Look through the entries below for the string "JSON", and copy each line where it is found.
______________________________
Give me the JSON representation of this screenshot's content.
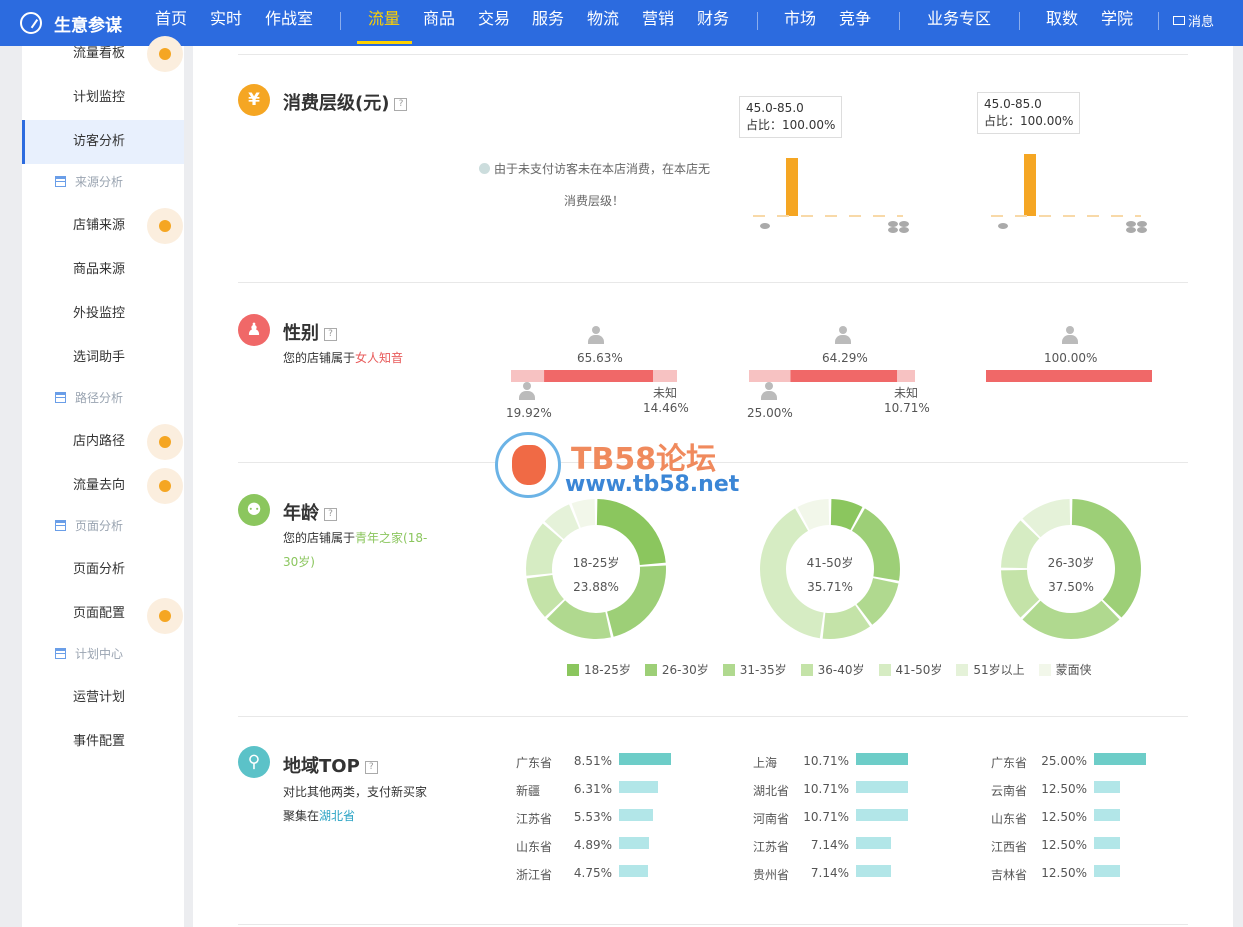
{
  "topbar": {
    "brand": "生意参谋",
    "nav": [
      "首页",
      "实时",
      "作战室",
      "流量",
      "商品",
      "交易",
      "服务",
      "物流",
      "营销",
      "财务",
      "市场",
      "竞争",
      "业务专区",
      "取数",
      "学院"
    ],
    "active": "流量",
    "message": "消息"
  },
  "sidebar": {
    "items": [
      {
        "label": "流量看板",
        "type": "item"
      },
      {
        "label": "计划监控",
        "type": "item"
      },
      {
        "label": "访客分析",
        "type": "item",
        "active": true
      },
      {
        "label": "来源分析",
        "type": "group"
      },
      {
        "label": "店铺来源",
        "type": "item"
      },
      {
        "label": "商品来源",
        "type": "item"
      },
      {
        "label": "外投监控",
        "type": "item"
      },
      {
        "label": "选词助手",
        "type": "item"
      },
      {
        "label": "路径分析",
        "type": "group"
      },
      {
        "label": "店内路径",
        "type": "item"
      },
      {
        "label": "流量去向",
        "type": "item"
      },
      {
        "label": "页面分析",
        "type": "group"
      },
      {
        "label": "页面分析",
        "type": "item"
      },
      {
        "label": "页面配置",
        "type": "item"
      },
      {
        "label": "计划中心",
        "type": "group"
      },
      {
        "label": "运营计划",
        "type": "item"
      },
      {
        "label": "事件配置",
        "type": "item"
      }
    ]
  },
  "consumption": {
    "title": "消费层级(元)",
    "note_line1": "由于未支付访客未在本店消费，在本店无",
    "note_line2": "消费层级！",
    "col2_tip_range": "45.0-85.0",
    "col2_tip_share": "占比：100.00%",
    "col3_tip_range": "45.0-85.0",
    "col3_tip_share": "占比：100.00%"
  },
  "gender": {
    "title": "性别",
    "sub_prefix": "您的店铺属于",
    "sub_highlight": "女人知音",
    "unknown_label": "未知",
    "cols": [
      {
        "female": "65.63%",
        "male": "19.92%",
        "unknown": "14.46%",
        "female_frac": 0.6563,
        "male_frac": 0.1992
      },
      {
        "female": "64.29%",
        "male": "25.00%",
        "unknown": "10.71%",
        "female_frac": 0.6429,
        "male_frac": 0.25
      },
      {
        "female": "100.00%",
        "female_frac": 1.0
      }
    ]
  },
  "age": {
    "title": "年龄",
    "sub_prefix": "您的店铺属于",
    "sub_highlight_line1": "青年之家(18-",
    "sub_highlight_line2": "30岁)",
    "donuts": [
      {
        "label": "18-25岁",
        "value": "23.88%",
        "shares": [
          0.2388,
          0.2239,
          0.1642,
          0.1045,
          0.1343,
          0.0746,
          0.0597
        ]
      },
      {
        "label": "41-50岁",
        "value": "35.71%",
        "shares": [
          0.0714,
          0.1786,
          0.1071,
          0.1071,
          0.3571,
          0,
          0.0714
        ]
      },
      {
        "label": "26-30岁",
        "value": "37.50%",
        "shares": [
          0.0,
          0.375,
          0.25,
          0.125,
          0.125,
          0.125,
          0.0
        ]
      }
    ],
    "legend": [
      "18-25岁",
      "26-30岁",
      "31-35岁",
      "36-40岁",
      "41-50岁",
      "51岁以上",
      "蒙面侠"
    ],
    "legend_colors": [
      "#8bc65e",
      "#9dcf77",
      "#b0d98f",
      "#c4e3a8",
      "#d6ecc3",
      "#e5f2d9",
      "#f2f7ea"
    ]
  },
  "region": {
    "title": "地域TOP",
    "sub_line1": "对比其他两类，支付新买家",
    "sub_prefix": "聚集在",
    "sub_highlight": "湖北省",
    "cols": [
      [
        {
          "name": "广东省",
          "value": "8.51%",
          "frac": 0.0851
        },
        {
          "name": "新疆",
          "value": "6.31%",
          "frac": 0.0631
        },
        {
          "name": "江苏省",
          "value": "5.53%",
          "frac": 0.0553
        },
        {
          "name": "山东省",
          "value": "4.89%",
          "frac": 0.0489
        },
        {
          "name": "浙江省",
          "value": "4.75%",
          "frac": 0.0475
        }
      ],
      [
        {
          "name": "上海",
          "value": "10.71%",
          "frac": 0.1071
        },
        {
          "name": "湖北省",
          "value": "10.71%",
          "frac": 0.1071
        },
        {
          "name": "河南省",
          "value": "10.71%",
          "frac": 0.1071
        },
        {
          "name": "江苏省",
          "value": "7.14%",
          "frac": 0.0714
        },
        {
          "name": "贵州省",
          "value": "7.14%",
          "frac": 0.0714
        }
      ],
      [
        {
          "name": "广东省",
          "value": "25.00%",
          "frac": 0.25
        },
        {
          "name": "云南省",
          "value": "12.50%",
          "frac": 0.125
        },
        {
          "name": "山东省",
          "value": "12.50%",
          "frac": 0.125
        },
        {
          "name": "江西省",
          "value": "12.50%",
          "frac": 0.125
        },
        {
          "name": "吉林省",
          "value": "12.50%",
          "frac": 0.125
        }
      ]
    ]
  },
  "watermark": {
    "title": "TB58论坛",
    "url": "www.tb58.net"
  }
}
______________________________
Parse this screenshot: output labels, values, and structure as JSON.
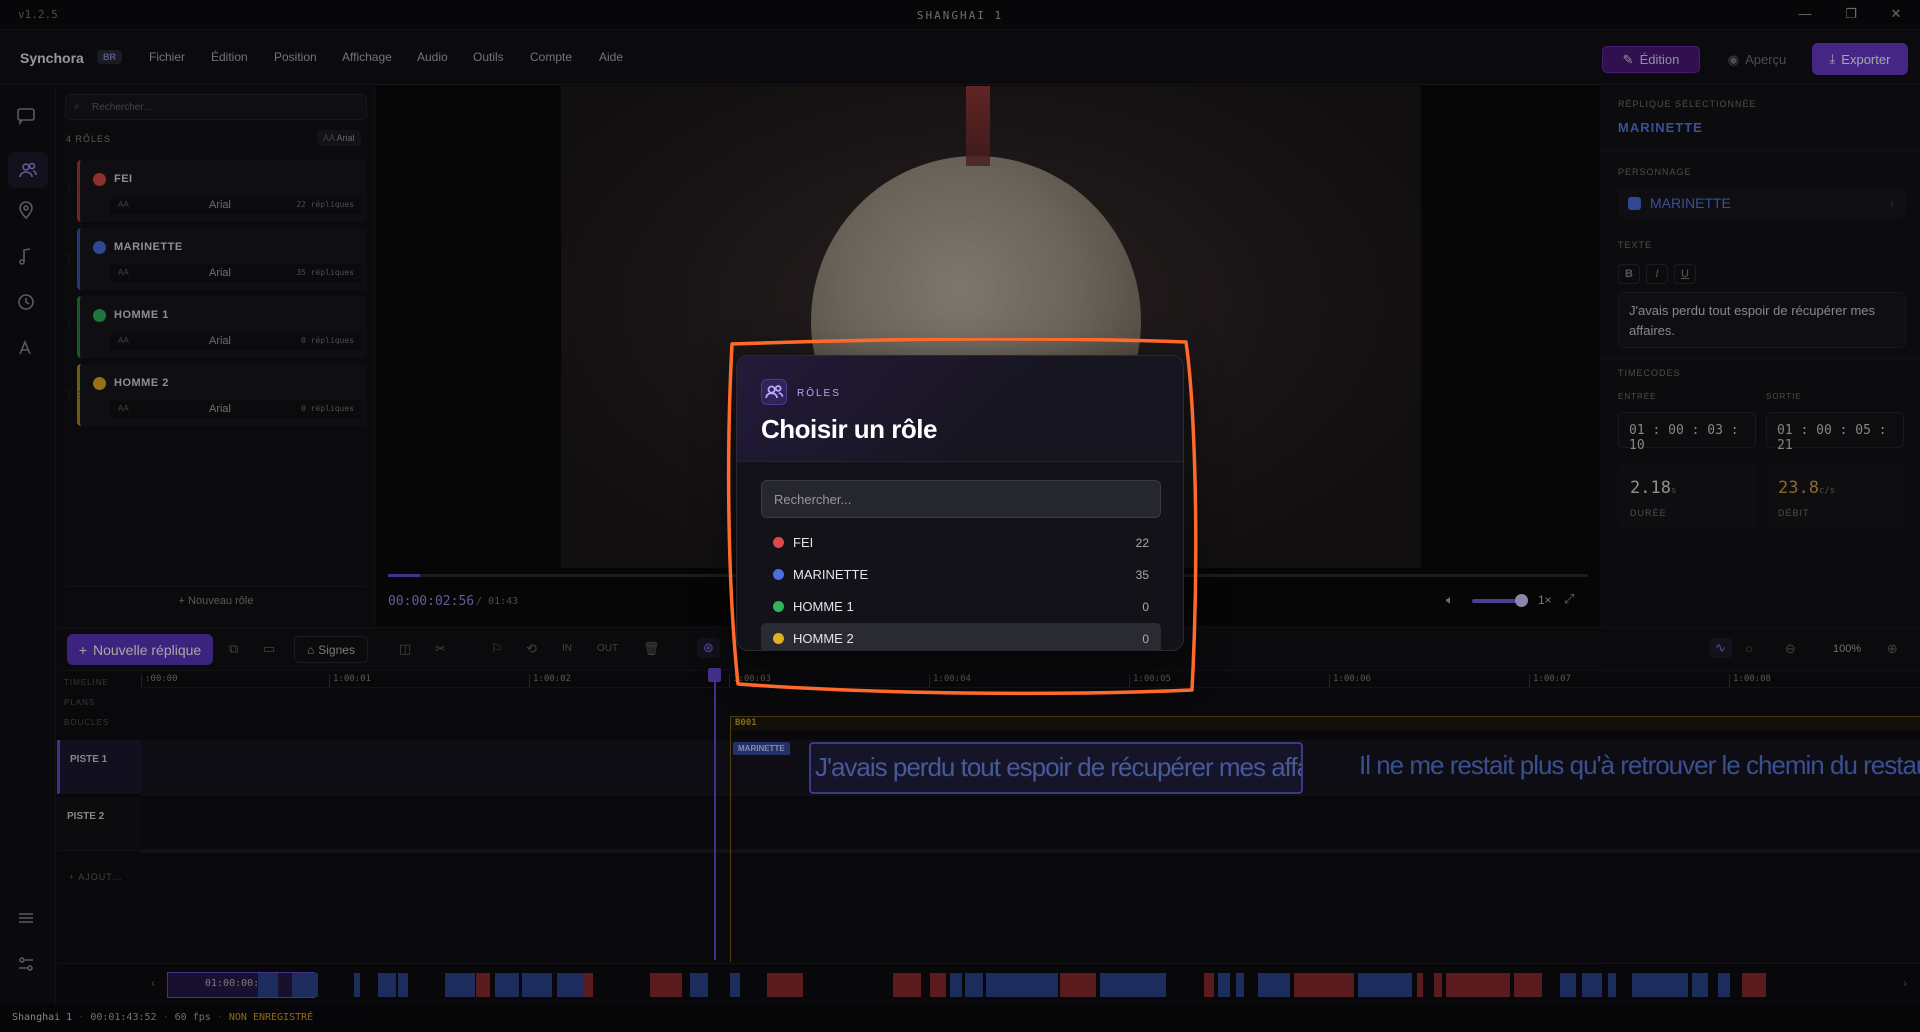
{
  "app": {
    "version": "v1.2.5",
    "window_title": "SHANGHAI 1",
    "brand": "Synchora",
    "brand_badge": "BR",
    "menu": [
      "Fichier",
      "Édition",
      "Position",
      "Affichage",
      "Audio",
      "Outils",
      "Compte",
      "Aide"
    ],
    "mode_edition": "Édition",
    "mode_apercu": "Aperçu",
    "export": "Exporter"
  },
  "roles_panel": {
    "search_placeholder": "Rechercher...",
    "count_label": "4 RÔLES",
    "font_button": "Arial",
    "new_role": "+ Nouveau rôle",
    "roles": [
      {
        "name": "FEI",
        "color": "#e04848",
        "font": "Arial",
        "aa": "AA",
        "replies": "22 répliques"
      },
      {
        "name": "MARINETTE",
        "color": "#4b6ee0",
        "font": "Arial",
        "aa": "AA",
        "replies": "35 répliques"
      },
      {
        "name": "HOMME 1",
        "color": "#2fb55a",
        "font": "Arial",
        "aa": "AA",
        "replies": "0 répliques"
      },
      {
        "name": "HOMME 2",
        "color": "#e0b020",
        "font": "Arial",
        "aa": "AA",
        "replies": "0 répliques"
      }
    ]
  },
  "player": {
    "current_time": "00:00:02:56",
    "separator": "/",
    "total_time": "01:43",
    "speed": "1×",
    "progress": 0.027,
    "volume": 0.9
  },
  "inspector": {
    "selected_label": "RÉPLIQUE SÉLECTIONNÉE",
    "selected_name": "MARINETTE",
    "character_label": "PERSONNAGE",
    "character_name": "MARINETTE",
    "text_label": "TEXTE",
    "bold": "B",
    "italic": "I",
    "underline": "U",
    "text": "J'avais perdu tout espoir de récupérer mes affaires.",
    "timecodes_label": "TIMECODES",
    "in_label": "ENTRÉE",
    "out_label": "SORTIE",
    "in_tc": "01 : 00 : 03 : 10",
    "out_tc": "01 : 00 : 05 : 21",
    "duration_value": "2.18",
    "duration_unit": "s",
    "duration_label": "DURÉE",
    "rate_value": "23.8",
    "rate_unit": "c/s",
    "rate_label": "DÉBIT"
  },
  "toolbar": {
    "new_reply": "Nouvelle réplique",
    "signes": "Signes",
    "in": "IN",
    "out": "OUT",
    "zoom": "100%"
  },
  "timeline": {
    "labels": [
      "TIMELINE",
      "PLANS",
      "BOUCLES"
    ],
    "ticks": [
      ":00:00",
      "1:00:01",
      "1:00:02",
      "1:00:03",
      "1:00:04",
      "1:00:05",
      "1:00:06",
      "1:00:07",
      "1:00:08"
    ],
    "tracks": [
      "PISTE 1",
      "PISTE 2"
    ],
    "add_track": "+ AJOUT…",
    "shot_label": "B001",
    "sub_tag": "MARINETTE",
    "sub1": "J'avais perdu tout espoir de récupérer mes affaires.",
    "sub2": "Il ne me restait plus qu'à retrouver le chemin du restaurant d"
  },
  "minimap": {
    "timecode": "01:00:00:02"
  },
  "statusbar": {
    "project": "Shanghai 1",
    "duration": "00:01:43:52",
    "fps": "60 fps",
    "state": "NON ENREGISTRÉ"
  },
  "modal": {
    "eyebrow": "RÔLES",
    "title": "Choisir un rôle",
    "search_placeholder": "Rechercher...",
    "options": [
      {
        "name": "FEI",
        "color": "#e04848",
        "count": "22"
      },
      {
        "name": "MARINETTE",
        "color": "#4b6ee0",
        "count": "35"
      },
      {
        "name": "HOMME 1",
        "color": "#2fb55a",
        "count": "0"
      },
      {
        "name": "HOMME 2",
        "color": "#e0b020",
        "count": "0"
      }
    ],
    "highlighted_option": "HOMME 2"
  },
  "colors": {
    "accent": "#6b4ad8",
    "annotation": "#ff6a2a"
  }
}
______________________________
Response:
Give me the JSON representation of this screenshot's content.
Parse this screenshot: output labels, values, and structure as JSON.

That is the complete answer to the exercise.